Yes-Yes Tag!

Tag is fundamentally the most dramatic of all games and is played in almost every culture of the world. Pursuit & Escape > Basic Human Activities. (Cops & Robbers, Hide & Seek) When the structure of all drama is boiled down, fundamentally, only the game of tag remains. Play Tag! Every kid knows how to play. One person it, with one Free/Home Space.

Try these alternatives: Freeze Tag - If tagged, you stay frozen until someone else tags you. Monster Tag - Like regular tag, except person who is it has to be a monster. Jazz Tag - Where all participants have to play Tag while moving as Interpretive Jazz Dancers - VERY FUNNY!

Also, you can add to all of these by yelling out Slow (for slow motion), Reg, or Fast (for fast motion)! (or maybe a different style you or your students may know)

Shark Attack

A great fun game that is exciting and great to use at the end of the day or as a middle of the session break. This game is played with all your students as the swimmers and you as the 1st shark.

The Rules

What you need is some sections of old newspaper that are the big double sections. Strategically place them around the room. These are your islands and the rest of the floor space is the water. The object of the game is for the shark (you) to catch swimmers who are not COMPLETELY on the paper island. Tell the swimmers to swim around the room, when you yell out "SHARK ATTACK" they must get onto an island. Even if a half inch of their shoe is on the bare floor, they get eaten and are out! Sounds simple enough! Except for the fact that after each round, the lead shark will rip a piece of the island off so the islands slowly become smaller. This continues until all the swimmers have been eaten. You may or may not use the people that you kill as extra sharks. The space will help you decide this. You may want to just use one or two extras at a time. Watch out for this one, they will want to play it every day!

Freeze Frame

1. Have three students get up on stage and begin an improvisation, (you may give them the situation if necessary).

2. When another class mate yells "Freeze!", the players stop in their exact postion. The student then goes up to one of the players, taps him on the shoulder which dismisses him, and then takes his place.

3. The person who just stepped into the improvisation must now come up with a new improvisation which the other players will have to work off.

4. If the students need help getting things going, you may want to yell "Freeze!" the first few times and send a students into the game. This is often the most fun when you wait until the players are in odd positions.

Emotion Party

Explanation: The host of a party and the guests acquire the emotional state of whoever enters the party.

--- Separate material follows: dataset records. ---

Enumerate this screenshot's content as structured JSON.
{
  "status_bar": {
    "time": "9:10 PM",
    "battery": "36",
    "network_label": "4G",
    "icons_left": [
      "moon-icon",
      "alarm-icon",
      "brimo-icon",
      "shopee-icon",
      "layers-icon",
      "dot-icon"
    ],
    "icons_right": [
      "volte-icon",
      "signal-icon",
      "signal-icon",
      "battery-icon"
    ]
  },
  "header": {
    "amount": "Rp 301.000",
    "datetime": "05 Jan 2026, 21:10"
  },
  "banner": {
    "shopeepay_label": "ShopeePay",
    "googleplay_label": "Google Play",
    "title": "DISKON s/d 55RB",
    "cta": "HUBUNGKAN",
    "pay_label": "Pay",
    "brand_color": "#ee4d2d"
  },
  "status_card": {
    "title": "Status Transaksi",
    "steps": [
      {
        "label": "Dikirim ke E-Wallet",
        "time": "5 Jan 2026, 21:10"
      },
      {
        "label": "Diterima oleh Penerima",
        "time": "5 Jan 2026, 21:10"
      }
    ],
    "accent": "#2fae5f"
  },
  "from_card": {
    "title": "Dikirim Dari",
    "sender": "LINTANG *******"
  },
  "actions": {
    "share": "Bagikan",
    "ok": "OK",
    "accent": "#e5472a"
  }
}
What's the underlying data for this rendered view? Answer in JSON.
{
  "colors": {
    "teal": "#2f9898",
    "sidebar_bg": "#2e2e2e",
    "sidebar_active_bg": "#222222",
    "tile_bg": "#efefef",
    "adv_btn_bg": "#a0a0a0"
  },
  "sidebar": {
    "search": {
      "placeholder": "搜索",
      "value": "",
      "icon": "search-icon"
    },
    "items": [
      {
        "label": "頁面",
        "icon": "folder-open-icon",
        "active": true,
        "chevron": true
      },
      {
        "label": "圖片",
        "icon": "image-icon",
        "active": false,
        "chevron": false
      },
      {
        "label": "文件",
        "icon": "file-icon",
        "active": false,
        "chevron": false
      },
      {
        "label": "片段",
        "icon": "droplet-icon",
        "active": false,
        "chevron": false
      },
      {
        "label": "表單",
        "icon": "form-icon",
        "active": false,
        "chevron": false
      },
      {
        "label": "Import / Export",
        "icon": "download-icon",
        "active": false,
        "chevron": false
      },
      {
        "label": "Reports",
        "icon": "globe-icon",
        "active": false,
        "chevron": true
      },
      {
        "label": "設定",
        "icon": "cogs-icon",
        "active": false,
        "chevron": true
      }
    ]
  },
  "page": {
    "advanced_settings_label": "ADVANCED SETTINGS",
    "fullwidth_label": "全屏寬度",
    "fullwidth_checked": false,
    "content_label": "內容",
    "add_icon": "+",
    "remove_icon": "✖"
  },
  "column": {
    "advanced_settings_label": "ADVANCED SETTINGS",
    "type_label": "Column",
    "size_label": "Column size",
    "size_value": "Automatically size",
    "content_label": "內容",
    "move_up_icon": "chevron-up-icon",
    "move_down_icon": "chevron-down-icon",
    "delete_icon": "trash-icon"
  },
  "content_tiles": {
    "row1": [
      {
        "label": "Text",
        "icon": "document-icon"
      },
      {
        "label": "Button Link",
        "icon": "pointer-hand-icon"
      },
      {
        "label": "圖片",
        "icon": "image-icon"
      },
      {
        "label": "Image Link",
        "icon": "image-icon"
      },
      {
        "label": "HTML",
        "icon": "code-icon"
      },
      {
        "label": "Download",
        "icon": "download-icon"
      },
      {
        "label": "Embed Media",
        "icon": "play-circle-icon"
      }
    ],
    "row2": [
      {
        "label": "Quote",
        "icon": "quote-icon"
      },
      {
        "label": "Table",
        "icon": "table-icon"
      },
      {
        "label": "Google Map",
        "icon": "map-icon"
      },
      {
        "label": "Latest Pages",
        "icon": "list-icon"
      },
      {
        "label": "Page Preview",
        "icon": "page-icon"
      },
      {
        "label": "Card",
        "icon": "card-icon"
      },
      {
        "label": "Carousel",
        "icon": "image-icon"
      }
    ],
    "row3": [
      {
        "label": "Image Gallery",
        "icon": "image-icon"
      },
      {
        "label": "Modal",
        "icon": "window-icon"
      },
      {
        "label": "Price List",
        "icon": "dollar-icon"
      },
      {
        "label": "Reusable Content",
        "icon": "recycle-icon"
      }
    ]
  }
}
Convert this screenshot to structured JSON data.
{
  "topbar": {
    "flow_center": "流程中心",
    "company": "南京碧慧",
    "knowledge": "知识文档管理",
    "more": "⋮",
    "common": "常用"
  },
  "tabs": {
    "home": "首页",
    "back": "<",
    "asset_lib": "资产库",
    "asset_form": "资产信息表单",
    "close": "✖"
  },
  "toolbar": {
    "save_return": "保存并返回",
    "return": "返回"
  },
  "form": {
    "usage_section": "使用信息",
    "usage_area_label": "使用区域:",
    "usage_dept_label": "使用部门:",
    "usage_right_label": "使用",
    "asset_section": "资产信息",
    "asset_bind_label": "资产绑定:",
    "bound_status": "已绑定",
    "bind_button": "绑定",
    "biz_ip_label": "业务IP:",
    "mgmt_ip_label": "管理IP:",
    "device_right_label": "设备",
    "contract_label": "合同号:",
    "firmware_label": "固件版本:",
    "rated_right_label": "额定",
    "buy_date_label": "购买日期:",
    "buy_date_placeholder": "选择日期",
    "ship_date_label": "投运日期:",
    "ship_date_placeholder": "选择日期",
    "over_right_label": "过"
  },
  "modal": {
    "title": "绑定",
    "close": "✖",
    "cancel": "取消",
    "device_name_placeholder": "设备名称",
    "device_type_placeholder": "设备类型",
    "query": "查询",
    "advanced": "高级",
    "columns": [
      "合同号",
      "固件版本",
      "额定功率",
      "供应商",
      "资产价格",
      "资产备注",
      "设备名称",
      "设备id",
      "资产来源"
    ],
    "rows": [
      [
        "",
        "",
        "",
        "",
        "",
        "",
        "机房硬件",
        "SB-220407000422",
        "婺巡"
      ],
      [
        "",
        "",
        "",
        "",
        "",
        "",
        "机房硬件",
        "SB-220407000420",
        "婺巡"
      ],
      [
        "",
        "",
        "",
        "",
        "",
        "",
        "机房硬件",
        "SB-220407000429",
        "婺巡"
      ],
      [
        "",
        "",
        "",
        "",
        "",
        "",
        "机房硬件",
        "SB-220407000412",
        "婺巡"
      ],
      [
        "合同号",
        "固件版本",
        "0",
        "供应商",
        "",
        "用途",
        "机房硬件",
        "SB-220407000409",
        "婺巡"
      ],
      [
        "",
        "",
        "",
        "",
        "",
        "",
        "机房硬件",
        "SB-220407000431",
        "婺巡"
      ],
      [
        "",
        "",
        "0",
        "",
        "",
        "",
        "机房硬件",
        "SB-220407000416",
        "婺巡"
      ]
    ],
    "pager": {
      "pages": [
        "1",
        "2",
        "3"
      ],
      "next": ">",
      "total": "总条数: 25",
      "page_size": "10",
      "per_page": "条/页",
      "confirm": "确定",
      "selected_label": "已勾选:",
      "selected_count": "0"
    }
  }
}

How to Play: One person begins, as the host, with a neutral emotion. The first guest knocks or rings the bell (saying "knock-knock" or "ding-dong"), and enters in highly charged emotional state. Emotions that work well with this exercise include, excitement, fear, anger, jealousy, joy, sadness, etc. As soon as the host picks up on the emotion, she "catches" it, and interacts with the guest. The next guest enters with a different emotion, and the host and guest "catch" it. Things get more chaotic as more guests enter, as each new guest causes a different emotion to permeate the party. Once the first guest has entered, the participants can interact with different people until they notice a change in the emotion, and then they must adapt that emotion. The participants should not watch the new guests for the emotional state, rather, they should let the emotion "travel" to them as it will. To make things really tricky, two guests could enter at the same time with different emotions. The participants will be really wired after this game, so plan accordingly to use that energy.